There are some interesting developments working their way through the legislature and the Supreme Court Advisory Committee that relate to the conduct of jurors.  Senate Bill 445, sponsored by Senator Wentworth, and proposed Texas Rule of Civil Procedure 265.1 would allow jurors to submit questions to witnesses during trial. 

The proposed Senate Bill would allow jurors to take notes during trial and require the courts to provide materials to jurors on which to take those notes.  In addition, it would require the Texas Supreme Court to adopt a rule that would allow (1) jurors to submit questions for witnesses anonymously; (2) counsel to object to questions out of the presence of the jury; (3) witnesses to be recalled to the stand to answer a question in open court;  (4) an opportunity for cross-examination in response to a juror question; and (5) limitation upon questions "for good cause."  The Senate Bill has had its first reading and is currently pending before the Senate Jurisprudence Committee.

Proposed Rule 265.1 calls for an instruction to be read by the judge to the jurors at the beginning of trial advising of the right to ask questions and a form would be provided to jurors upon which questions could be submitted.  The parties would be allowed to object and the court would have the discretion to reword the question.  Parties would be allowed to ask follow up questions.  Any question submitted would become part of the record.  This proposed rule is on the SCAC’s agenda for discussion at its meeting today, February 20, 2009.

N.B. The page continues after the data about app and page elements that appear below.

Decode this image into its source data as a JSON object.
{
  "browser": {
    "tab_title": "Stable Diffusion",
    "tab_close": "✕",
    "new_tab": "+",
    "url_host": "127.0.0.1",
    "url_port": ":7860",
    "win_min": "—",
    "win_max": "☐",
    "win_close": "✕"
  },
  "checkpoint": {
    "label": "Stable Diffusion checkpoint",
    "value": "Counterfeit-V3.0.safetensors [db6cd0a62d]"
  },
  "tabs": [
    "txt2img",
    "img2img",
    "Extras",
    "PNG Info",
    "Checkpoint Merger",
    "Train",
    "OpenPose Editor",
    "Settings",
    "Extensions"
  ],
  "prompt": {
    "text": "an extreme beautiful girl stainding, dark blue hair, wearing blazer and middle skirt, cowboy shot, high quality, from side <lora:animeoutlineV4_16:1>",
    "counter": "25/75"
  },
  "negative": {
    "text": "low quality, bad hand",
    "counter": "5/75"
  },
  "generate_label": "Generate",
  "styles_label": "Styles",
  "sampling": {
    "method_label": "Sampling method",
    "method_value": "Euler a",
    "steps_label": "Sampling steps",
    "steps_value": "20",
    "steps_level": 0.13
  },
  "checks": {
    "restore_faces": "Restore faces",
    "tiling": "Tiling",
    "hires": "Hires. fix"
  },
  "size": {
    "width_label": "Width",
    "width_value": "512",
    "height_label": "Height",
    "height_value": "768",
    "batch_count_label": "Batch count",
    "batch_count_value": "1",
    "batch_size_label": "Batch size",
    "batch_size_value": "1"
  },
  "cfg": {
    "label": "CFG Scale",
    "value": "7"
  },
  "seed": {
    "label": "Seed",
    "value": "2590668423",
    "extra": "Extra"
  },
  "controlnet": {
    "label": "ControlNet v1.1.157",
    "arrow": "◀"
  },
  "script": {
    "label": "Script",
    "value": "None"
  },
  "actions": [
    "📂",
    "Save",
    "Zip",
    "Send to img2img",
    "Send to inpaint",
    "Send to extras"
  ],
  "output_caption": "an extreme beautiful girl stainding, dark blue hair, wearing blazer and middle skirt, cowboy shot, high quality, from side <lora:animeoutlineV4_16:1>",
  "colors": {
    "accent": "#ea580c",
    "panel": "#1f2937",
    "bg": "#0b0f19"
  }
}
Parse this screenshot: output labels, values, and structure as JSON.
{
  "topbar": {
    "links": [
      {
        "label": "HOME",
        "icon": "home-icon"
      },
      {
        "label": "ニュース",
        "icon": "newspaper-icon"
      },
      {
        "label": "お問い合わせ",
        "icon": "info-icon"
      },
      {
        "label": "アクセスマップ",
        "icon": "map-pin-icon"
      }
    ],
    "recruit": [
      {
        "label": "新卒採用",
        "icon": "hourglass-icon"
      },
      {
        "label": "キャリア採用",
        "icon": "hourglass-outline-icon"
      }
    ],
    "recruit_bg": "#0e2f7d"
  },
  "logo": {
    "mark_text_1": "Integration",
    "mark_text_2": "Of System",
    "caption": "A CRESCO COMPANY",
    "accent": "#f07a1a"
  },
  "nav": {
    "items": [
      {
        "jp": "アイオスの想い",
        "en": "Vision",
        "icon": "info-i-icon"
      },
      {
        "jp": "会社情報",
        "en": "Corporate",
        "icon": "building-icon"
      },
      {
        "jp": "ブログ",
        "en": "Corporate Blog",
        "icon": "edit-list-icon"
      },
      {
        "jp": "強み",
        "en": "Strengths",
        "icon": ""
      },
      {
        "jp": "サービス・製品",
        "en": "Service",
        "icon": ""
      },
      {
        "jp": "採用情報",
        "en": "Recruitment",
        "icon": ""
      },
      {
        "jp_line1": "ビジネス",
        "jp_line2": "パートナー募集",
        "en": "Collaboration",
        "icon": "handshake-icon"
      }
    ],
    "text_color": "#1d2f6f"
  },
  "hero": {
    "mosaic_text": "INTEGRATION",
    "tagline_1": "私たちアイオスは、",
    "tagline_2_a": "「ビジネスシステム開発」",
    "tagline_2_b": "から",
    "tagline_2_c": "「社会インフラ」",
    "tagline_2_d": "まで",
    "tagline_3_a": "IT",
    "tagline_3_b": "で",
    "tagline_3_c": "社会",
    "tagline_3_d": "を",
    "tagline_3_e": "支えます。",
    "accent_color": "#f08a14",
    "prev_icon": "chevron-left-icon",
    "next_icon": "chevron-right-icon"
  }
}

The concept of this proposal is interesting and I know some trial judges have experimented with this in the past and found it not to be all that beneficial.  I’d be interested in hearing thoughts our readers may have about these proposals.   I wonder what happens if the witness has been dismissed and is out of subpoena range.  Or what happens if a witness is presented by deposition and a juror wants to ask a question.  Also, suppose a juror asks an impermissible question, such as "Does the Defendant have insurance?"  Will a judge interpret the mere existence of the rule as trumping ordinary rules of admissibility?  And what happens in those instances when a judge imposes strict time limits on the parties to present their cases and jurors begin peppering the court with questions?  Will the Court take time away from whichever party is then putting on its case?